Assigned task: What's needed is an exact copy of the lines from the one that contains "Parse this screenshot: output" to the end of the data below, leaving the pictures out.

Record set:
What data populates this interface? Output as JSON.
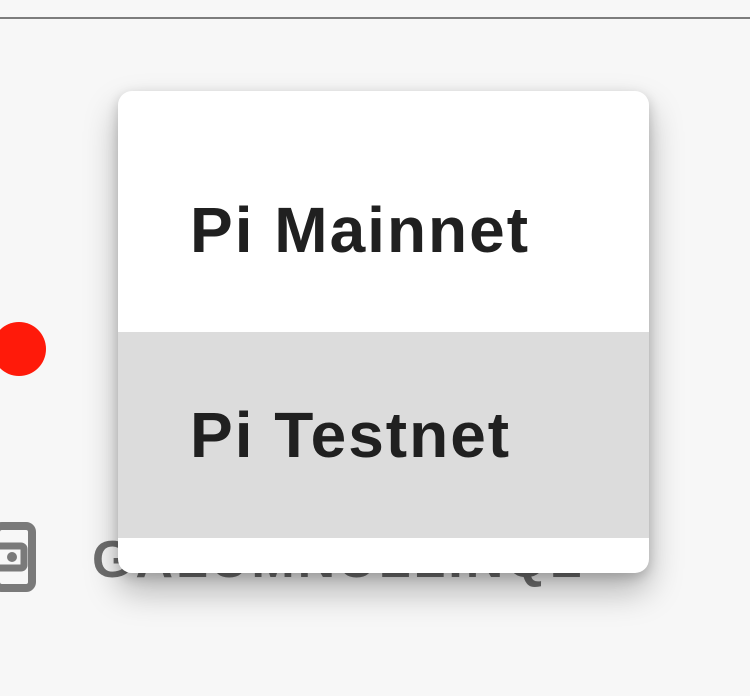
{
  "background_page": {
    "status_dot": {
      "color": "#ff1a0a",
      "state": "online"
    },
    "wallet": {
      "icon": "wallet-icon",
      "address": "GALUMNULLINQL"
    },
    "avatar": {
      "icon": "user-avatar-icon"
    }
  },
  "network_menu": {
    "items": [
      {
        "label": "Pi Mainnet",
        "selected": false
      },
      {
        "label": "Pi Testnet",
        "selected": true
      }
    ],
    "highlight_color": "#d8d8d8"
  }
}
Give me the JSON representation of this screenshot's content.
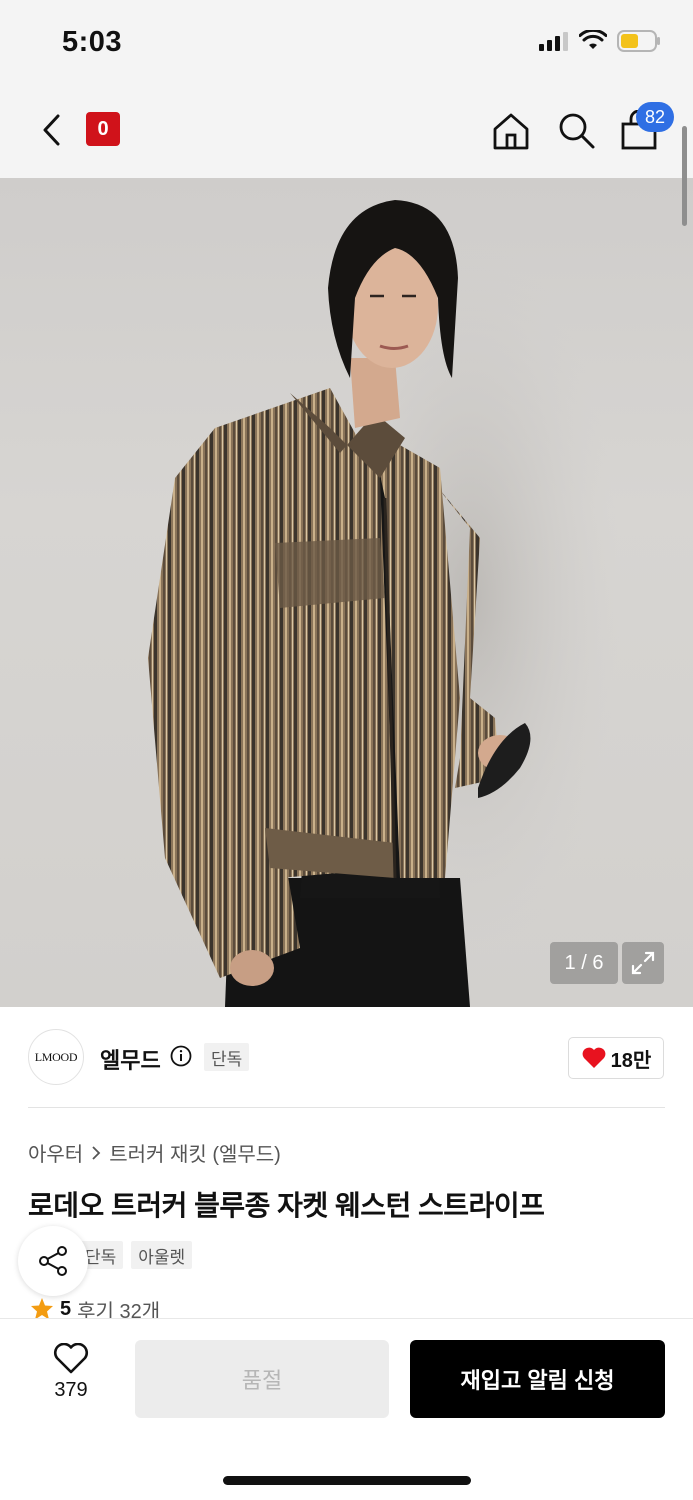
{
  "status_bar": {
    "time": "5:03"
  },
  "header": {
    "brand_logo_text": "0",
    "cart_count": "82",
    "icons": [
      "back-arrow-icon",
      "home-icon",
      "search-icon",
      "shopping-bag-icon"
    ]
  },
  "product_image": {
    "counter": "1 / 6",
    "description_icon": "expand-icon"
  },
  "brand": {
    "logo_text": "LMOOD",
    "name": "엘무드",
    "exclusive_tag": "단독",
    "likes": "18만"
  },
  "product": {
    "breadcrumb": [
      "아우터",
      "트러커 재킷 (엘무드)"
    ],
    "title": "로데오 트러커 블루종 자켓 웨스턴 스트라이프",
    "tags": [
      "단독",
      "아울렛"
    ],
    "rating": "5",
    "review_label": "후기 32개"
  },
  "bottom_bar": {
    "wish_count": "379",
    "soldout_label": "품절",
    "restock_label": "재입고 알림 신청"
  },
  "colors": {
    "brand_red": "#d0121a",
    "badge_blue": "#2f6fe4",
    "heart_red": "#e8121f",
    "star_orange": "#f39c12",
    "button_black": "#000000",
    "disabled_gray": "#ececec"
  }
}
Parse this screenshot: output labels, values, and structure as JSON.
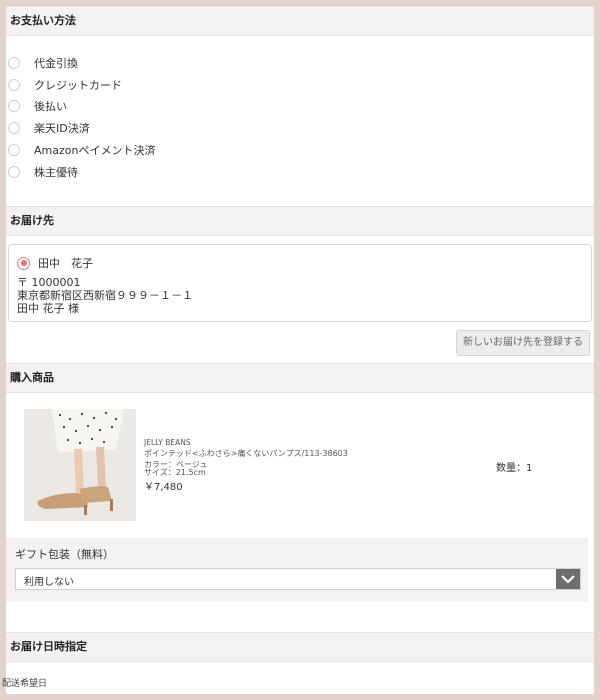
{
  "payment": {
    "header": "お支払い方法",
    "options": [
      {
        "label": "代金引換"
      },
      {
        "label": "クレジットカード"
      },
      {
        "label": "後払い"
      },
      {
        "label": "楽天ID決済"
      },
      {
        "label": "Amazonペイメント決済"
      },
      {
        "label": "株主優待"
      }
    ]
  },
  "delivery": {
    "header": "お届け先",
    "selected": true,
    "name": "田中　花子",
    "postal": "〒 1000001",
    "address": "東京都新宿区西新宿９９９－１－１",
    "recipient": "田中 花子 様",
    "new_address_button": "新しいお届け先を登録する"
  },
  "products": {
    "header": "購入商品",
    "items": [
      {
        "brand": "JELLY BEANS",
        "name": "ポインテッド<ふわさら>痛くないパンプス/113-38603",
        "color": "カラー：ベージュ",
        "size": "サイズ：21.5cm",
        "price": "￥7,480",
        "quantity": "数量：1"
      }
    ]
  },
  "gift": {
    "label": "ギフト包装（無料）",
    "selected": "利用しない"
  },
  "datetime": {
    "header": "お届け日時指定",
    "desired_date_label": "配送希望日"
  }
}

Response box:
Parse this screenshot: output labels, values, and structure as JSON.
{
  "payment": {
    "header": "お支払い方法",
    "options": [
      {
        "label": "代金引換"
      },
      {
        "label": "クレジットカード"
      },
      {
        "label": "後払い"
      },
      {
        "label": "楽天ID決済"
      },
      {
        "label": "Amazonペイメント決済"
      },
      {
        "label": "株主優待"
      }
    ]
  },
  "delivery": {
    "header": "お届け先",
    "selected": true,
    "name": "田中　花子",
    "postal": "〒 1000001",
    "address": "東京都新宿区西新宿９９９－１－１",
    "recipient": "田中 花子 様",
    "new_address_button": "新しいお届け先を登録する"
  },
  "products": {
    "header": "購入商品",
    "items": [
      {
        "brand": "JELLY BEANS",
        "name": "ポインテッド<ふわさら>痛くないパンプス/113-38603",
        "color": "カラー：ベージュ",
        "size": "サイズ：21.5cm",
        "price": "￥7,480",
        "quantity": "数量：1"
      }
    ]
  },
  "gift": {
    "label": "ギフト包装（無料）",
    "selected": "利用しない"
  },
  "datetime": {
    "header": "お届け日時指定",
    "desired_date_label": "配送希望日"
  }
}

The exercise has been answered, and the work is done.